*Aim of the task*. Return only those lines of the material that contain "device".

*Records supplied*.
/---

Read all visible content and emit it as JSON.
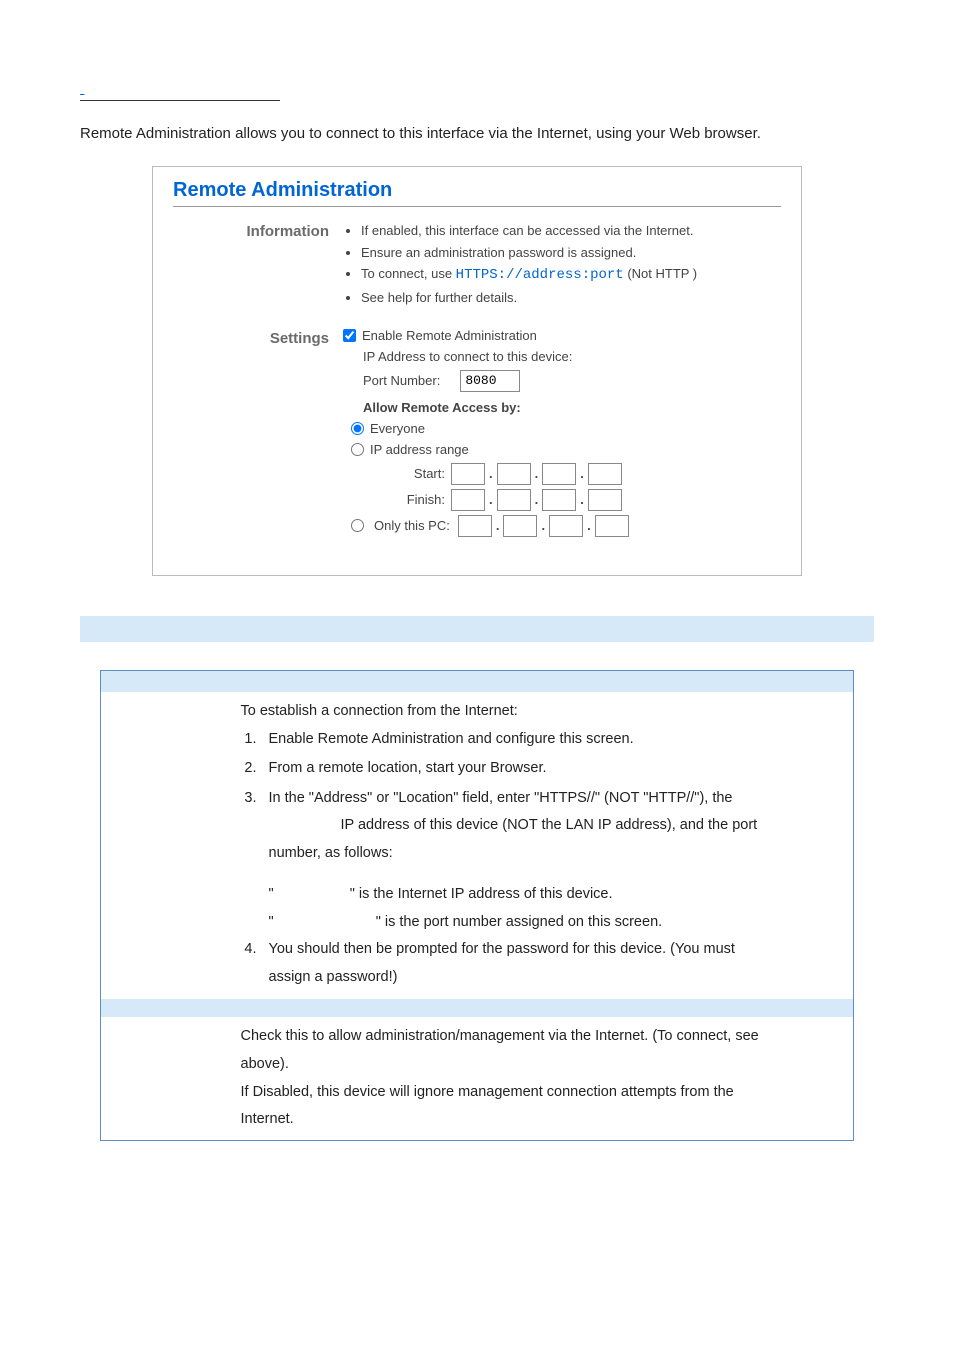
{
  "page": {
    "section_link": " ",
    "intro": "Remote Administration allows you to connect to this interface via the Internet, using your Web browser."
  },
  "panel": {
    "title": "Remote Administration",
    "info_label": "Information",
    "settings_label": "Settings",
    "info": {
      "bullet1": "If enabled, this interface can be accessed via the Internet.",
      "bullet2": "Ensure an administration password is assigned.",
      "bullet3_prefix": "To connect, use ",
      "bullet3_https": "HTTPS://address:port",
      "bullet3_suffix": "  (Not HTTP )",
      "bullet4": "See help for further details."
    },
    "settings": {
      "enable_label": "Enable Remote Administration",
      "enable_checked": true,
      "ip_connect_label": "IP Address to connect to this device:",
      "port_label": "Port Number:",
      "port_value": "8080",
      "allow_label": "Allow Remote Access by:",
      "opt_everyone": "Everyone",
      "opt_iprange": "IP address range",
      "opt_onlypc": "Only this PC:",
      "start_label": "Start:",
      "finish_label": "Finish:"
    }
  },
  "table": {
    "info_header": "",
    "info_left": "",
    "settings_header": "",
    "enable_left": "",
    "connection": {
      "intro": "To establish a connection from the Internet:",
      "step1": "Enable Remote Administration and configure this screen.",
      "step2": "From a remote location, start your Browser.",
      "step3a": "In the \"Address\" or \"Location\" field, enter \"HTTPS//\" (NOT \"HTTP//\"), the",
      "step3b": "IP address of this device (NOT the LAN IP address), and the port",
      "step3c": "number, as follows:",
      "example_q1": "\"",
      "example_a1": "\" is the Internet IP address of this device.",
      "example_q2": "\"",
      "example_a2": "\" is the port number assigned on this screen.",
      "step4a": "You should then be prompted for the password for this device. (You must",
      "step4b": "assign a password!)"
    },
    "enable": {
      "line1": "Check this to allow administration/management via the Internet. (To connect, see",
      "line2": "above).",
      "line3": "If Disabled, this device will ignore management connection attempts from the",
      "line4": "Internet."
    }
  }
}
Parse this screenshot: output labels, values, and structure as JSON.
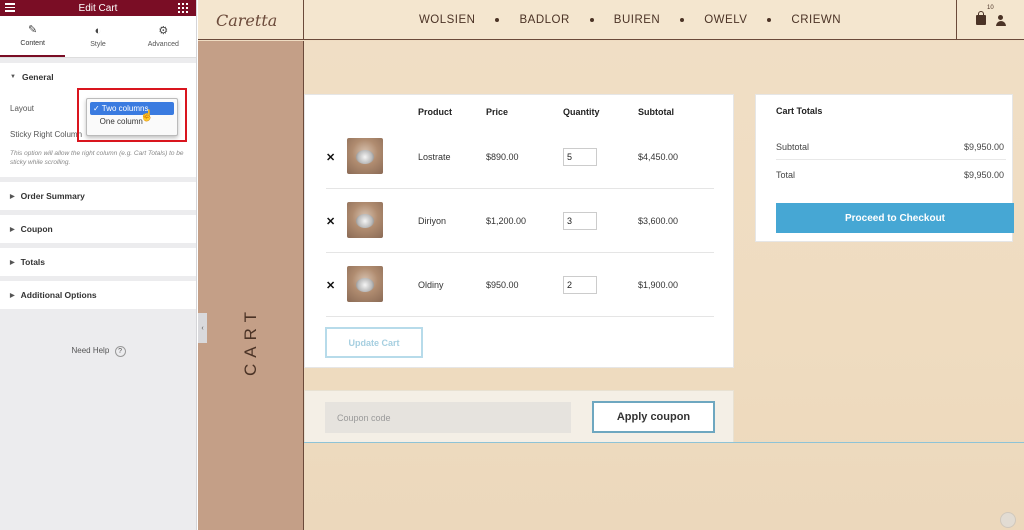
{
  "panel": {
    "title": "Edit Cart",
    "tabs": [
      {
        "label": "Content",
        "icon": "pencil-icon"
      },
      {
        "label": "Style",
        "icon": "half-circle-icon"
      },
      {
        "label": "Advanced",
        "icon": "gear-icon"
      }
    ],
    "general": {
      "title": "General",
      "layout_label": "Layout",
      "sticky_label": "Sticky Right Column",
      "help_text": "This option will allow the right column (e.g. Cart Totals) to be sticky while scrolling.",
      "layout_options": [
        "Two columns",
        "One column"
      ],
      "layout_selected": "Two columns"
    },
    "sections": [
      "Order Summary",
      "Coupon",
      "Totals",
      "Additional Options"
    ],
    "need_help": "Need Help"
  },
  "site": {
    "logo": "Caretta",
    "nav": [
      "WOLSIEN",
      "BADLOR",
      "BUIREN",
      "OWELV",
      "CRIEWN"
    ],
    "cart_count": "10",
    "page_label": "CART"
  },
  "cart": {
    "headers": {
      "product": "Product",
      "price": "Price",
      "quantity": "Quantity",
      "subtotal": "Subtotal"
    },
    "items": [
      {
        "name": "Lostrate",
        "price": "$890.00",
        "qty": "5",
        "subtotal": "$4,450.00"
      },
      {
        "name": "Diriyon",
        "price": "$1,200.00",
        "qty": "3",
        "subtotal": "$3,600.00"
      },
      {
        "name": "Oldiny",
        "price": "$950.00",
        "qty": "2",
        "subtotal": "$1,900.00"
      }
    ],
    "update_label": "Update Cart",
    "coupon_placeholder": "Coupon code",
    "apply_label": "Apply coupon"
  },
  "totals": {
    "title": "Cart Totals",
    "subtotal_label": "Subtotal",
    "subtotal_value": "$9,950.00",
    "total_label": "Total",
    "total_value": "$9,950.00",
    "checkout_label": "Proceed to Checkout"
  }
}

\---

*Written solution*.
      "ip_connect_label": "IP Address to connect to this device:",
      "step3b": "IP address of this device (NOT the LAN IP address), and the port",
      "example_a1": "\" is the Internet IP address of this device.",
      "step4a": "You should then be prompted for the password for this device. (You must",
      "line3": "If Disabled, this device will ignore management connection attempts from the",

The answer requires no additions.